Two reasons, one narrow and one broad. Broadly speaking, knowledge is power when betting. A company called Total Performance Data has been recording sectional timing information for more than three years at some of the all-weather tracks. They have more recently extended their coverage to all of Sky Sports Racing's tracks (with the exception of Ascot).
Racing TV's umbrella company, Racecourse Media Group (RMG), has - via its own supplier, CourseTrack - also been gathering sectional timing information since late summer.
A year from now sectional timing data will be available for all tracks in UK (with the possible exception of Chelmsford) and, via the specialist racing channels first - but with some noteworthy interjections in terrestrial coverage - the language of sectionals and their implications will find their way into the conversation.
Five years from now, sectional data will be mainstream. Talk of how races will be run will be fundamental cornerstones of the form debate, rather than the last word before a race goes off: "xyz is lining up at the front of the field and he looks like he might lead".
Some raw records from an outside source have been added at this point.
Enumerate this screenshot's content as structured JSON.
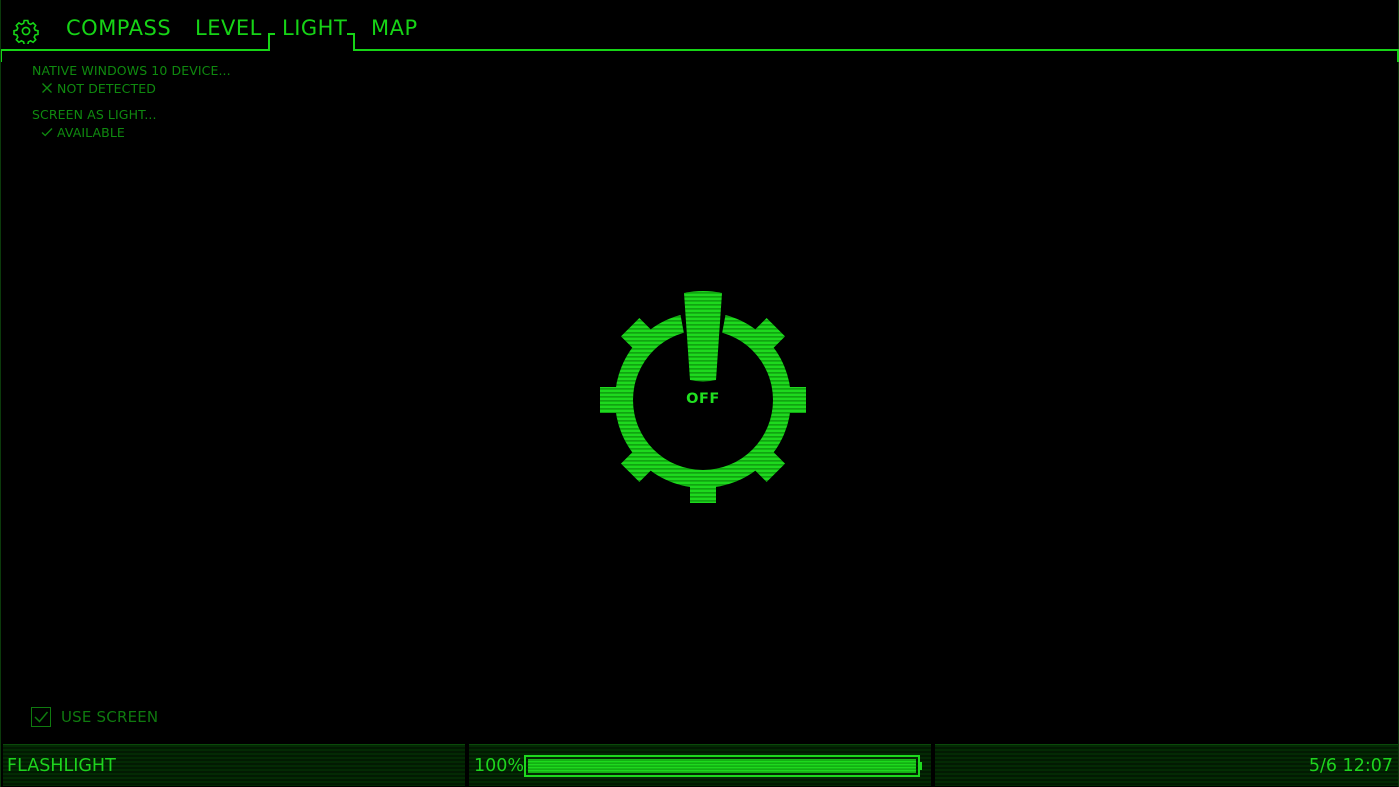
{
  "nav": {
    "settings_icon": "gear-icon",
    "tabs": [
      {
        "id": "compass",
        "label": "COMPASS"
      },
      {
        "id": "level",
        "label": "LEVEL"
      },
      {
        "id": "light",
        "label": "LIGHT",
        "active": true
      },
      {
        "id": "map",
        "label": "MAP"
      }
    ]
  },
  "status": {
    "native_title": "NATIVE WINDOWS 10 DEVICE...",
    "native_value": "NOT DETECTED",
    "native_icon": "x-icon",
    "screen_title": "SCREEN AS LIGHT...",
    "screen_value": "AVAILABLE",
    "screen_icon": "check-icon"
  },
  "power": {
    "state_label": "OFF",
    "icon": "power-gear-icon"
  },
  "use_screen": {
    "label": "USE SCREEN",
    "checked": true
  },
  "footer": {
    "mode": "FLASHLIGHT",
    "battery_text": "100%",
    "battery_level": 1.0,
    "clock": "5/6 12:07"
  },
  "colors": {
    "accent": "#16d416",
    "dim": "#0f8a0f",
    "background": "#000000"
  }
}
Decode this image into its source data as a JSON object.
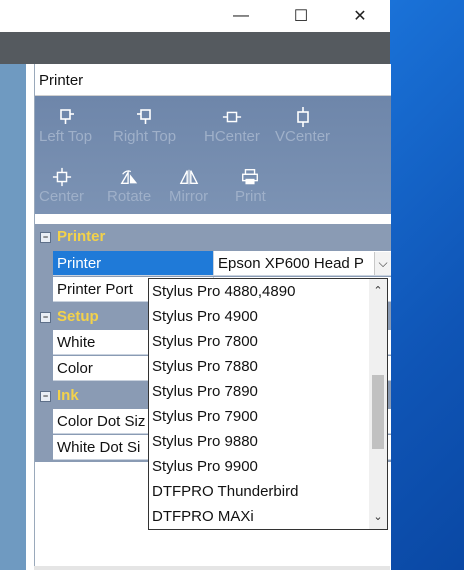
{
  "window": {
    "minimize_glyph": "—",
    "maximize_glyph": "☐",
    "close_glyph": "✕"
  },
  "panel": {
    "title": "Printer"
  },
  "toolbar": {
    "items": [
      {
        "label": "Left Top",
        "icon": "left-top-align-icon"
      },
      {
        "label": "Right Top",
        "icon": "right-top-align-icon"
      },
      {
        "label": "HCenter",
        "icon": "horizontal-center-icon"
      },
      {
        "label": "VCenter",
        "icon": "vertical-center-icon"
      },
      {
        "label": "Center",
        "icon": "center-icon"
      },
      {
        "label": "Rotate",
        "icon": "rotate-icon"
      },
      {
        "label": "Mirror",
        "icon": "mirror-icon"
      },
      {
        "label": "Print",
        "icon": "print-icon"
      }
    ]
  },
  "property_grid": {
    "collapse_glyph": "−",
    "categories": {
      "printer": "Printer",
      "setup": "Setup",
      "ink": "Ink"
    },
    "rows": {
      "printer": {
        "name": "Printer",
        "value": "Epson XP600 Head P"
      },
      "printer_port": {
        "name": "Printer Port",
        "value": ""
      },
      "white": {
        "name": "White",
        "value": ""
      },
      "color": {
        "name": "Color",
        "value": ""
      },
      "color_dot_size": {
        "name": "Color Dot Siz",
        "value": ""
      },
      "white_dot_size": {
        "name": "White Dot Si",
        "value": ""
      }
    },
    "dropdown_arrow": "⌵"
  },
  "printer_dropdown": {
    "options": [
      "Stylus Pro 4880,4890",
      "Stylus Pro 4900",
      "Stylus Pro 7800",
      "Stylus Pro 7880",
      "Stylus Pro 7890",
      "Stylus Pro 7900",
      "Stylus Pro 9880",
      "Stylus Pro 9900",
      "DTFPRO Thunderbird",
      "DTFPRO MAXi"
    ],
    "scroll_up": "⌃",
    "scroll_down": "⌄"
  },
  "colors": {
    "accent_selected": "#1f7ad8",
    "category_text": "#f3d24a",
    "desktop": "#1565c8"
  }
}
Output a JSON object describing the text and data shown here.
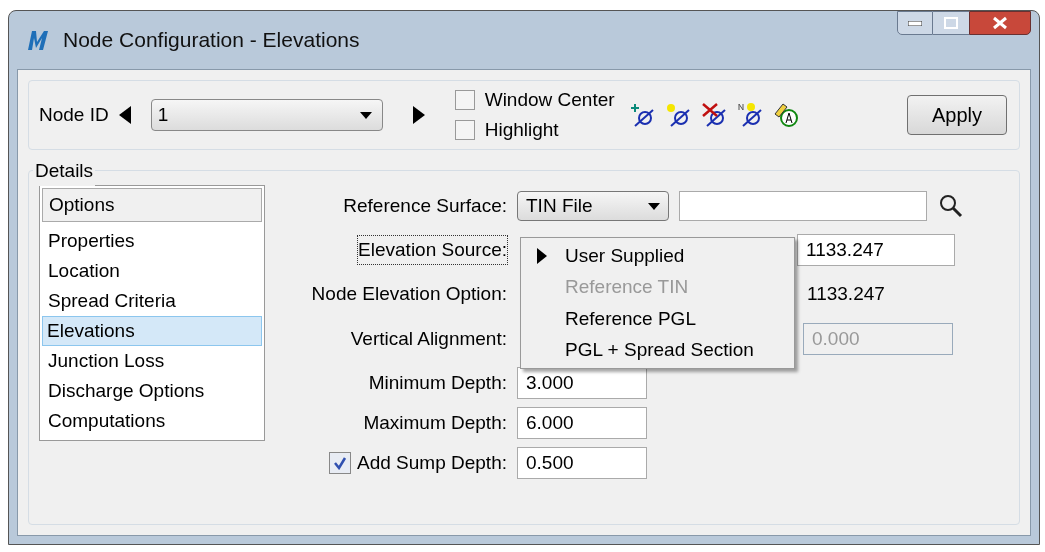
{
  "window": {
    "title": "Node Configuration - Elevations"
  },
  "toolbar": {
    "node_id_label": "Node ID",
    "node_id_value": "1",
    "window_center": {
      "label": "Window Center",
      "checked": false
    },
    "highlight": {
      "label": "Highlight",
      "checked": false
    },
    "apply_button": "Apply"
  },
  "details": {
    "title": "Details",
    "options_list": {
      "header": "Options",
      "items": [
        {
          "label": "Properties",
          "selected": false
        },
        {
          "label": "Location",
          "selected": false
        },
        {
          "label": "Spread Criteria",
          "selected": false
        },
        {
          "label": "Elevations",
          "selected": true
        },
        {
          "label": "Junction Loss",
          "selected": false
        },
        {
          "label": "Discharge Options",
          "selected": false
        },
        {
          "label": "Computations",
          "selected": false
        }
      ]
    },
    "reference_surface": {
      "label": "Reference Surface:",
      "value": "TIN File"
    },
    "elevation_source": {
      "label": "Elevation Source:",
      "value": "1133.247"
    },
    "node_elevation_option": {
      "label": "Node Elevation Option:",
      "value": "1133.247"
    },
    "vertical_alignment": {
      "label": "Vertical Alignment:",
      "value": "0.000",
      "disabled": true
    },
    "minimum_depth": {
      "label": "Minimum Depth:",
      "value": "3.000"
    },
    "maximum_depth": {
      "label": "Maximum Depth:",
      "value": "6.000"
    },
    "add_sump_depth": {
      "label": "Add Sump Depth:",
      "checked": true,
      "value": "0.500"
    }
  },
  "dropdown_menu": {
    "items": [
      {
        "label": "User Supplied",
        "selected": true,
        "disabled": false
      },
      {
        "label": "Reference TIN",
        "selected": false,
        "disabled": true
      },
      {
        "label": "Reference PGL",
        "selected": false,
        "disabled": false
      },
      {
        "label": "PGL + Spread Section",
        "selected": false,
        "disabled": false
      }
    ]
  }
}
The more narrow point is that geegeez.co.uk will soon start publishing sectional timing information in its Gold racecards. It won't clutter the view for those who have no intention of engaging with it (yet), but it will be there for Gold subscribers of a more curious / time-based nature.
Here are some artist's impressions of how things might look:
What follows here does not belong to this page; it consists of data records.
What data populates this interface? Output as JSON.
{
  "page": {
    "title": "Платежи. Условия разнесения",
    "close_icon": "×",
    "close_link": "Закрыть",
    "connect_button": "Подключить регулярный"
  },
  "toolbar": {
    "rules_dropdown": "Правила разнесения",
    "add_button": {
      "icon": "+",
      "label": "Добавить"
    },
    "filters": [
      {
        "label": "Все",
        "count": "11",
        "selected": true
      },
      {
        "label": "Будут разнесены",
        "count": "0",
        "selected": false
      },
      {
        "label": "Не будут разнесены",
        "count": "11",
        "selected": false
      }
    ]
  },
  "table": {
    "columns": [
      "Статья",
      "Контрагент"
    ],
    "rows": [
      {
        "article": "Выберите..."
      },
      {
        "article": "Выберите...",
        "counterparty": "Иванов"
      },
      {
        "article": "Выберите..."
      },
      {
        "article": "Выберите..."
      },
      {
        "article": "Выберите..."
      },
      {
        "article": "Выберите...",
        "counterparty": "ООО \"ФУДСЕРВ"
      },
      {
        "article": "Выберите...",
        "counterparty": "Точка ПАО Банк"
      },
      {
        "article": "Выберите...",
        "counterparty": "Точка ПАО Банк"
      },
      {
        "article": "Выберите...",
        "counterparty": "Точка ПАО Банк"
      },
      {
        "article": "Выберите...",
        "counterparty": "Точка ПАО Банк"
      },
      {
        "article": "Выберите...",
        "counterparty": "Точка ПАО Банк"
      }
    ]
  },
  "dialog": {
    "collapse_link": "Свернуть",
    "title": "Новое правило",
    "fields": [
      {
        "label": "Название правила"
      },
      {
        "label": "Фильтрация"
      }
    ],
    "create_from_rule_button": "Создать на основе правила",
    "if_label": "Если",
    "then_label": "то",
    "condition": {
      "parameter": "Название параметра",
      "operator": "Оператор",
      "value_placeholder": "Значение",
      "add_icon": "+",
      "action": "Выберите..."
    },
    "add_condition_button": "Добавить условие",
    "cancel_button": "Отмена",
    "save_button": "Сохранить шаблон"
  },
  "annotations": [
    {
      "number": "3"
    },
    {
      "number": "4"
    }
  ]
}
At some point before Christmas, sectional timing information for Total Performance Data / Sky Sports Racing tracks will appear within the Geegeez Gold racecards. It will be switched 'off' as default, but with options in your My Geegeez profile to turn it on, either in visual or data format.
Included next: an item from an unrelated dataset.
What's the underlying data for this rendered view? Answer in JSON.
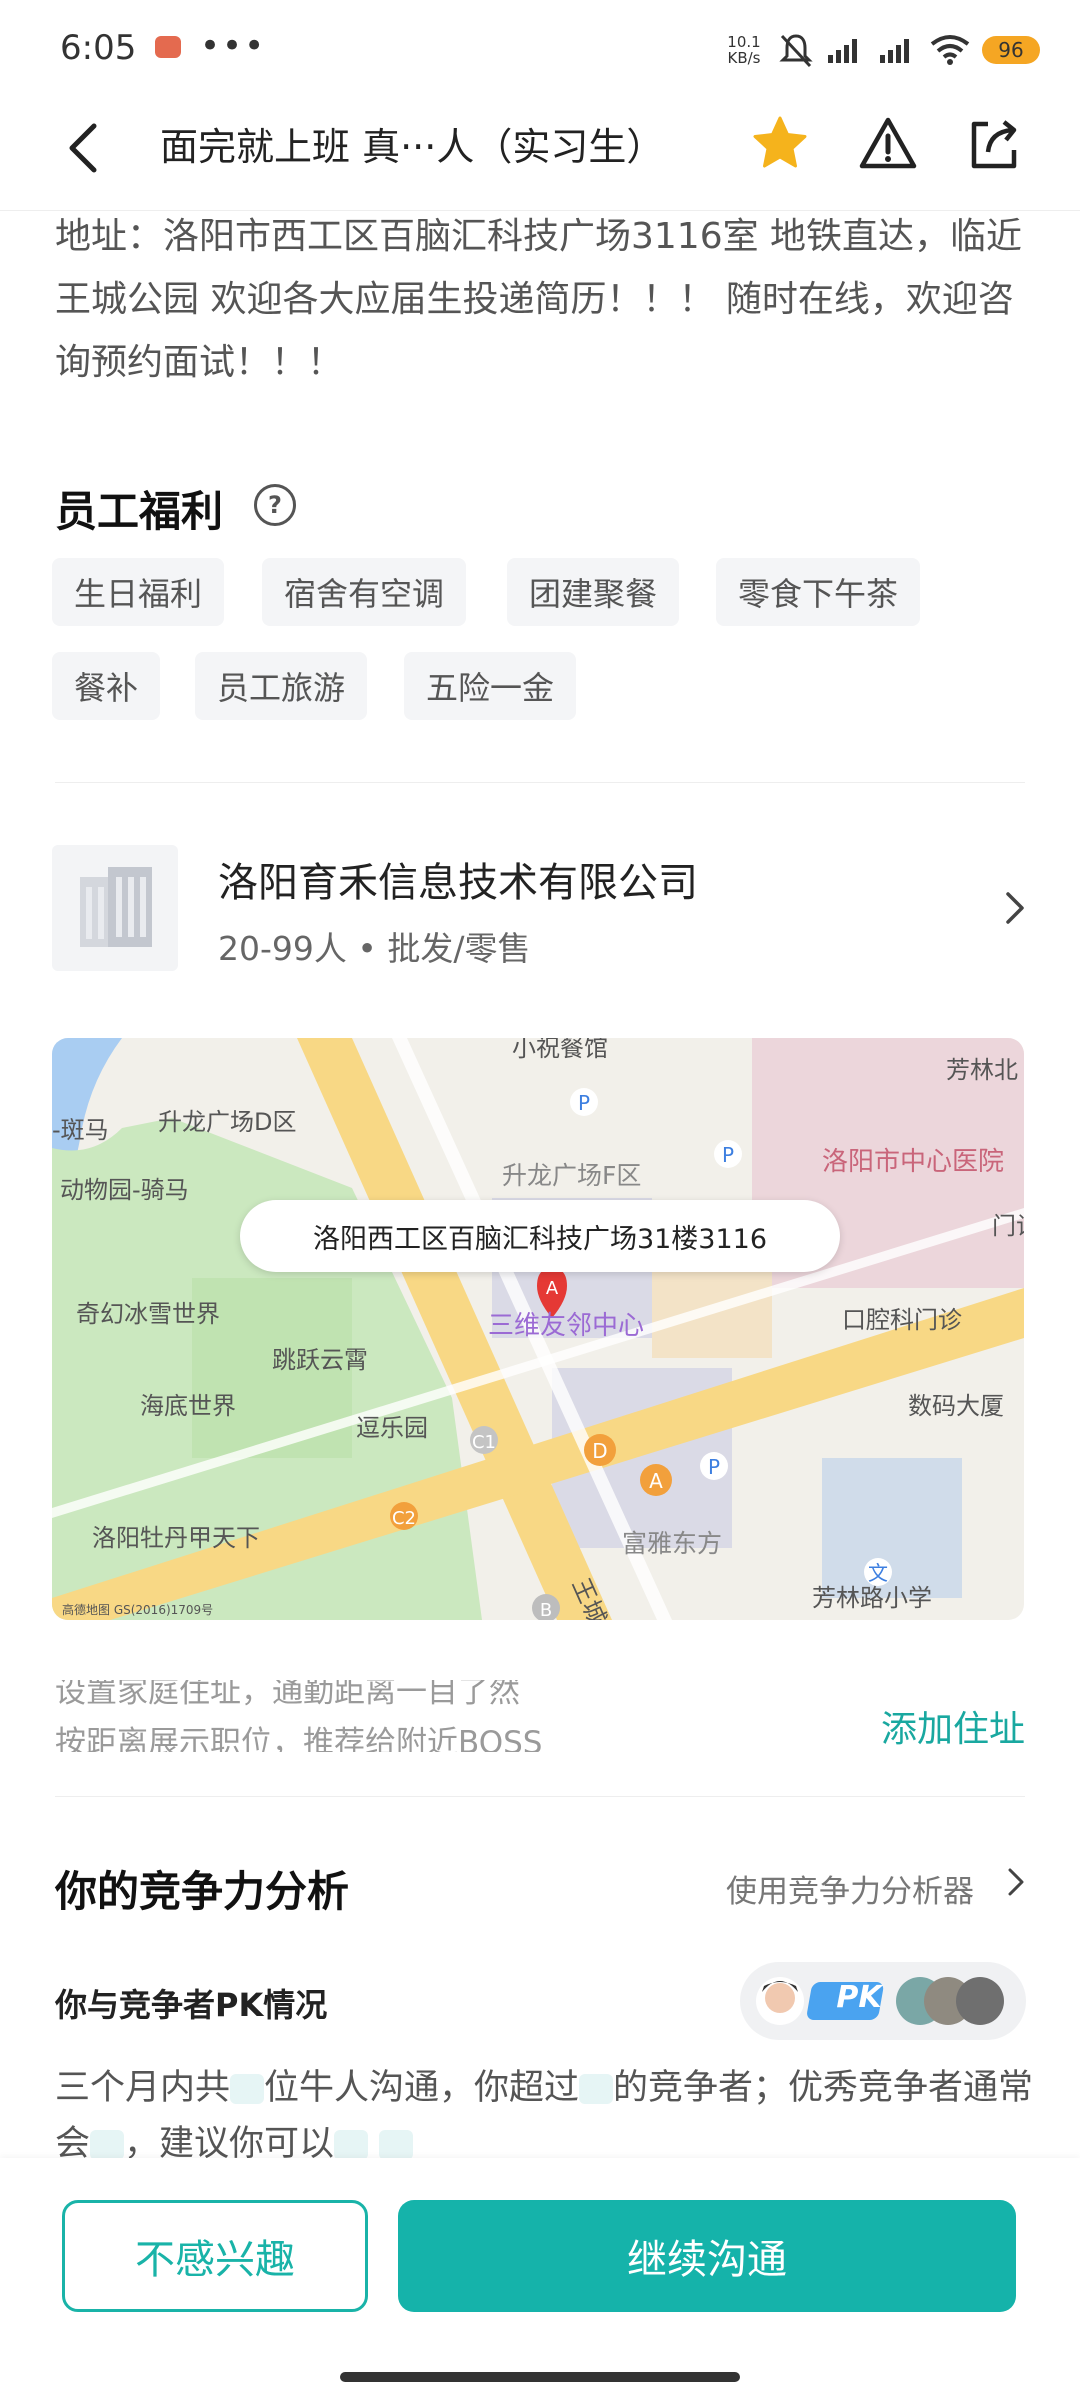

Sectional data will be part of the existing Gold provision at least until the end of 2020, after which it may become a paid 'add on' for those who derive value from it. (This content does not come cheap, even before the months of development time/cost have been factored in, and it's been something of a gamble to take it on. That is my problem, of course, and we'll see how things go, but I want to be clear at the outset about the potential to charge separately for this at some point far down the line. Fair enough?)
Alongside the release of sectional data on site, there will be a number of explainer videos and a section (no pun intended) in the User Guide to help you get your feet under the table.
Thereafter, we'll have regular editorial picking up on races of interest from the previous week or fortnight. Sometimes these will be big races, and sometimes they will be races which might have otherwise snuck under the radar.
One really important point in closing: I am not by any manner of means expert in inferring sectional content. I know plenty about running lines and points of call from my exposure to US racing, and I have got up together on such as finishing speed percentages and pars more recently as a result of grappling with their inner workings to help my developers.
I am still learning how best to infer the data, and how best to use it for punting purposes. To that end, I very much welcome comments from those who maybe already use this intel from other sources. And, also to that end, I very much welcome your tolerance if/when I/we make a mistake in presentation.
When the sectional content arrives on site it will be in BETA mode. That means it might be imperfect, and I welcome your support in resolving any glitches.
This is an innovative new frontier as far as British racing - and geegeez.co.uk coverage of it from a form perspective - is concerned. I'm excited to see where it takes us...